Bailed Out Of Jail? Three Questions You May Have While Out On Bail

Posted on

If you were arrested and charged with a crime, a bail bonds service may have bailed you out of jail. Bail bonds help you remain out of jail until your case reaches a resolution, such as a plea deal, or until your case goes to trial. Once you are bailed out, you may encounter a few situations that may leave you with questions pertaining to bail bonds and the bail bonds service that bailed you out of jail. Here are a few of the questions you may have along with the answers. 

What Happens If a Court Date Is Missed? 

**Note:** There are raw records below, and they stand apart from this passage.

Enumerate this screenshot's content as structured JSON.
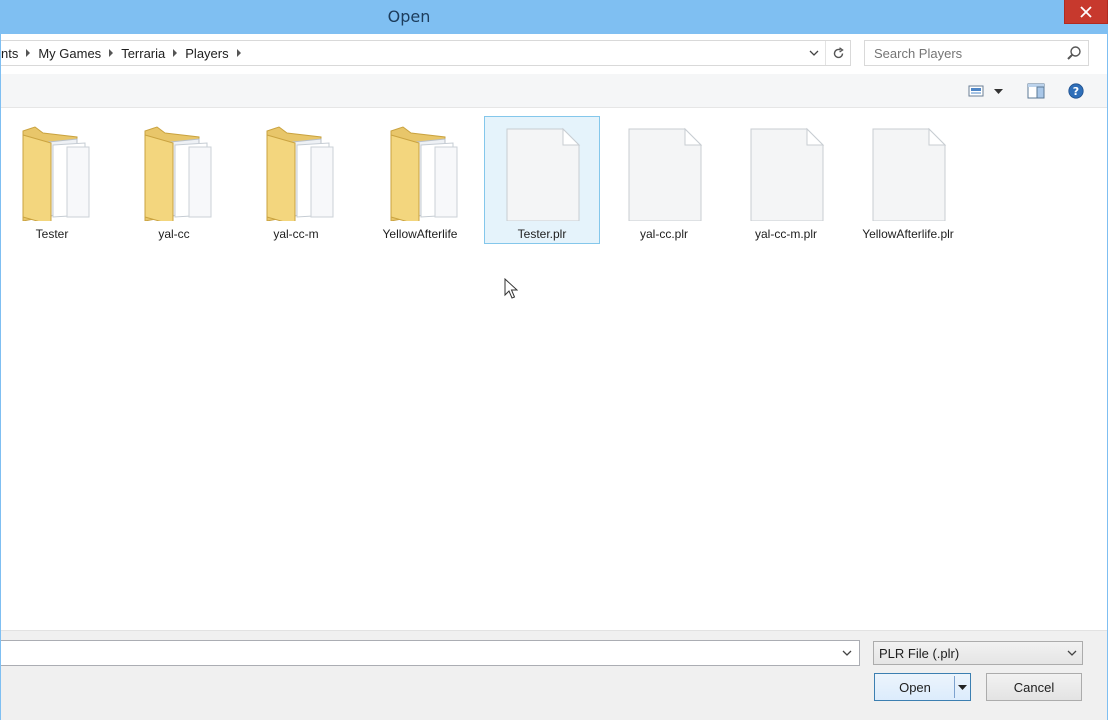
{
  "window": {
    "title": "Open",
    "accent_color": "#7fbff2",
    "close_color": "#c7392d",
    "close_icon": "close-icon"
  },
  "address": {
    "crumbs": [
      "nts",
      "My Games",
      "Terraria",
      "Players"
    ],
    "dropdown_icon": "chevron-down-icon",
    "refresh_icon": "refresh-icon"
  },
  "search": {
    "placeholder": "Search Players",
    "icon": "search-icon"
  },
  "toolbar": {
    "view_icon": "change-view-icon",
    "view_dropdown_icon": "triangle-down-icon",
    "preview_pane_icon": "preview-pane-icon",
    "help_icon": "help-icon",
    "help_glyph": "?"
  },
  "files": [
    {
      "name": "Tester",
      "kind": "folder",
      "selected": false
    },
    {
      "name": "yal-cc",
      "kind": "folder",
      "selected": false
    },
    {
      "name": "yal-cc-m",
      "kind": "folder",
      "selected": false
    },
    {
      "name": "YellowAfterlife",
      "kind": "folder",
      "selected": false
    },
    {
      "name": "Tester.plr",
      "kind": "file",
      "selected": true
    },
    {
      "name": "yal-cc.plr",
      "kind": "file",
      "selected": false
    },
    {
      "name": "yal-cc-m.plr",
      "kind": "file",
      "selected": false
    },
    {
      "name": "YellowAfterlife.plr",
      "kind": "file",
      "selected": false
    }
  ],
  "bottom": {
    "filename_value": "",
    "filetype_selected": "PLR File (.plr)",
    "open_label": "Open",
    "cancel_label": "Cancel"
  }
}
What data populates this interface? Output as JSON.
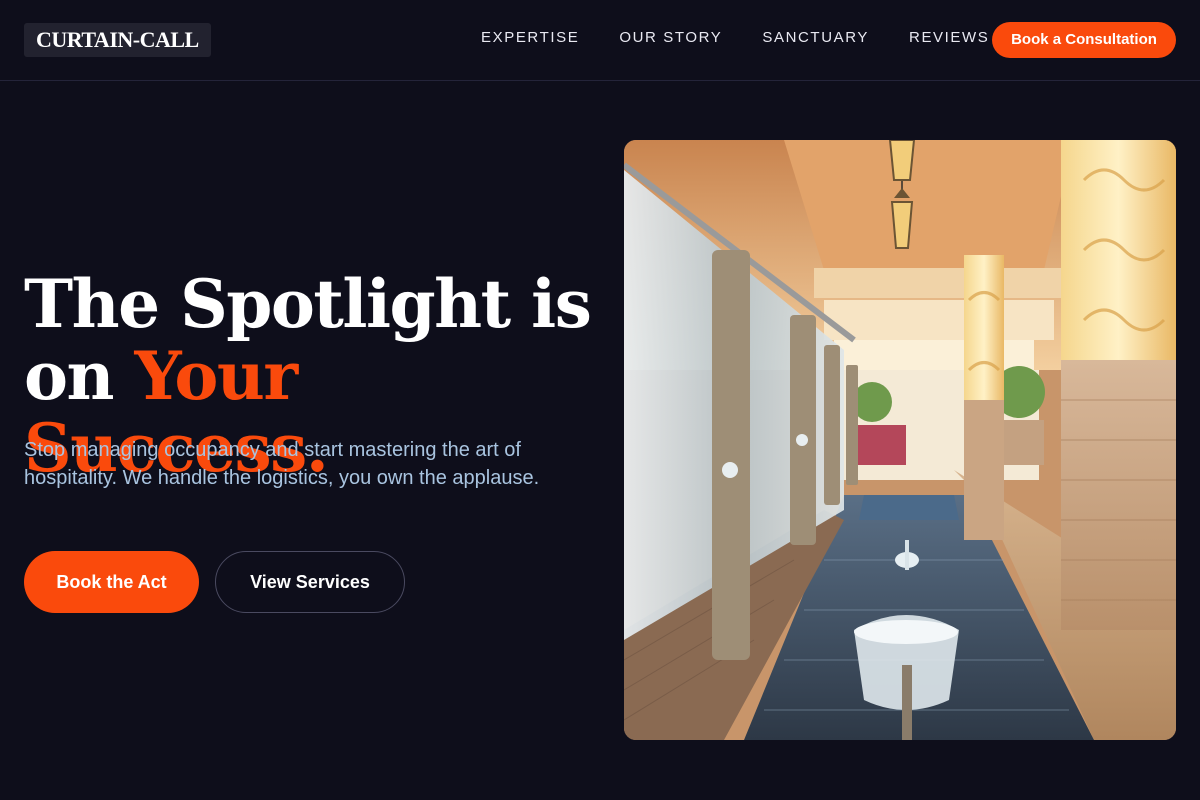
{
  "header": {
    "logo": "CURTAIN-CALL",
    "nav": [
      "EXPERTISE",
      "OUR STORY",
      "SANCTUARY",
      "REVIEWS"
    ],
    "cta_label": "Book a Consultation"
  },
  "hero": {
    "headline_line1": "The Spotlight is",
    "headline_line2_plain": "on ",
    "headline_line2_accent": "Your Success.",
    "subtext": "Stop managing occupancy and start mastering the art of hospitality. We handle the logistics, you own the applause.",
    "primary_label": "Book the Act",
    "secondary_label": "View Services",
    "image_subject": "hotel-courtyard-fountain-photo"
  },
  "colors": {
    "background": "#0e0e1b",
    "accent": "#fa4a0c",
    "subtext": "#a9c4e0"
  }
}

If you missed a court date for any reason, there are two things that you should do immediately. First, you should reach out to your public defender or criminal defense attorney. They will need to reschedule your hearing and file an order to hold or quash any warrant that may have been issued due to your failure to appear. Secondly, you will need to contact the bail bonds service. If there is a warrant for your arrest due to a failure to appear, a bail bonds company can remand you back into custody. You want to let them know that you are working with your attorney or public defender to get the issue cleared up so that the bail bonds company does not think you skipped out on bail. 

Can Bail Be Returned if the Case Is Dismissed? 

As your case progresses through the criminal justice system, you may encounter a number of different outcomes. The case against you may be dismissed, the charges against you may be reduced, or you may be found not guilty of the crimes you were charged with. When these outcomes occur, you may wonder if you are entitled to get money back from the bail bonds service. Unfortunately, you are never able to get money back for bail bond services, even if the case against you is dismissed. 

When Is a Defendant Done With the Bail Bonds Service? 

The final question you may find yourself asking is when you are officially done with the bail bonds service. Once your case has reached a resolution, a judge will state that bail is exonerated. This means that you are no longer out on bail, and you are done with your bail bonds agreement. If you are unsure if your bail is exonerated, you should reach out to the bail bonds service that posted your bail. 

Anytime you have questions about the bail bonds process, it is always best that you contact the bail bonds service that bailed you out of jail. They can help to answer any specific questions pertaining to your case and the bail bond agreement that you signed with them.